== STORED DATA

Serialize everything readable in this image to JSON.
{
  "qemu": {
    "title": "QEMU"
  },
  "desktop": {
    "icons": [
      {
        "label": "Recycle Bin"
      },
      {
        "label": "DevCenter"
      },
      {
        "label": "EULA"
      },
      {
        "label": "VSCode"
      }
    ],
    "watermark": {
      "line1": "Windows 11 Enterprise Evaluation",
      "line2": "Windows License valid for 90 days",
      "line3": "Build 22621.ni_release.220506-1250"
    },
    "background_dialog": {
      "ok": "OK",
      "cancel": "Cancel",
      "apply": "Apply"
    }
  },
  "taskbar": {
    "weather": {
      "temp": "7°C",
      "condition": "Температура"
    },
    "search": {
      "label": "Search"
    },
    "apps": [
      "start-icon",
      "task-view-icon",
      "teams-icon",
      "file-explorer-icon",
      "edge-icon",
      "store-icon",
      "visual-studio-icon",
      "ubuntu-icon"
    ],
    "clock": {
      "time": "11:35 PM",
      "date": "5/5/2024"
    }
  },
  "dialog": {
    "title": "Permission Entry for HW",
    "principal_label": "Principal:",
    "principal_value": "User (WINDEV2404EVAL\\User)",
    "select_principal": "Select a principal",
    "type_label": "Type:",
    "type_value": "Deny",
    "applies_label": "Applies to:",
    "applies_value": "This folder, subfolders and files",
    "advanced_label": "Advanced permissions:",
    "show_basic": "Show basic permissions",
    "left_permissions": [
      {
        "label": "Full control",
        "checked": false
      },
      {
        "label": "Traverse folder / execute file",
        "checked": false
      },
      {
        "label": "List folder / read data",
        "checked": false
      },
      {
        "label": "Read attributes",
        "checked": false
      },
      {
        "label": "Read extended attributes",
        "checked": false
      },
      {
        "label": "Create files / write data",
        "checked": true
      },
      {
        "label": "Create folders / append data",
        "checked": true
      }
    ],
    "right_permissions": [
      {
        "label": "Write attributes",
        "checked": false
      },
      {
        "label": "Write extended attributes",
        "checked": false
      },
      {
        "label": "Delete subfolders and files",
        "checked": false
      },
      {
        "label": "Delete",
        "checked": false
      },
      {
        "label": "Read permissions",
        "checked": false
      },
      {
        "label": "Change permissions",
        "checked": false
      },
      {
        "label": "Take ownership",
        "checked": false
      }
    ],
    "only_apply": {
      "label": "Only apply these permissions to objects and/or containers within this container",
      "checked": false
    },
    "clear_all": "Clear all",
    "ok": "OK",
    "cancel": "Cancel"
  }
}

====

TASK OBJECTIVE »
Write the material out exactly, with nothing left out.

RESULT FOR THIS EXERCISE »
Serialize everything readable in this image to JSON.
{
  "qemu": {
    "title": "QEMU"
  },
  "desktop": {
    "icons": [
      {
        "label": "Recycle Bin"
      },
      {
        "label": "DevCenter"
      },
      {
        "label": "EULA"
      },
      {
        "label": "VSCode"
      }
    ],
    "watermark": {
      "line1": "Windows 11 Enterprise Evaluation",
      "line2": "Windows License valid for 90 days",
      "line3": "Build 22621.ni_release.220506-1250"
    },
    "background_dialog": {
      "ok": "OK",
      "cancel": "Cancel",
      "apply": "Apply"
    }
  },
  "taskbar": {
    "weather": {
      "temp": "7°C",
      "condition": "Температура"
    },
    "search": {
      "label": "Search"
    },
    "apps": [
      "start-icon",
      "task-view-icon",
      "teams-icon",
      "file-explorer-icon",
      "edge-icon",
      "store-icon",
      "visual-studio-icon",
      "ubuntu-icon"
    ],
    "clock": {
      "time": "11:35 PM",
      "date": "5/5/2024"
    }
  },
  "dialog": {
    "title": "Permission Entry for HW",
    "principal_label": "Principal:",
    "principal_value": "User (WINDEV2404EVAL\\User)",
    "select_principal": "Select a principal",
    "type_label": "Type:",
    "type_value": "Deny",
    "applies_label": "Applies to:",
    "applies_value": "This folder, subfolders and files",
    "advanced_label": "Advanced permissions:",
    "show_basic": "Show basic permissions",
    "left_permissions": [
      {
        "label": "Full control",
        "checked": false
      },
      {
        "label": "Traverse folder / execute file",
        "checked": false
      },
      {
        "label": "List folder / read data",
        "checked": false
      },
      {
        "label": "Read attributes",
        "checked": false
      },
      {
        "label": "Read extended attributes",
        "checked": false
      },
      {
        "label": "Create files / write data",
        "checked": true
      },
      {
        "label": "Create folders / append data",
        "checked": true
      }
    ],
    "right_permissions": [
      {
        "label": "Write attributes",
        "checked": false
      },
      {
        "label": "Write extended attributes",
        "checked": false
      },
      {
        "label": "Delete subfolders and files",
        "checked": false
      },
      {
        "label": "Delete",
        "checked": false
      },
      {
        "label": "Read permissions",
        "checked": false
      },
      {
        "label": "Change permissions",
        "checked": false
      },
      {
        "label": "Take ownership",
        "checked": false
      }
    ],
    "only_apply": {
      "label": "Only apply these permissions to objects and/or containers within this container",
      "checked": false
    },
    "clear_all": "Clear all",
    "ok": "OK",
    "cancel": "Cancel"
  }
}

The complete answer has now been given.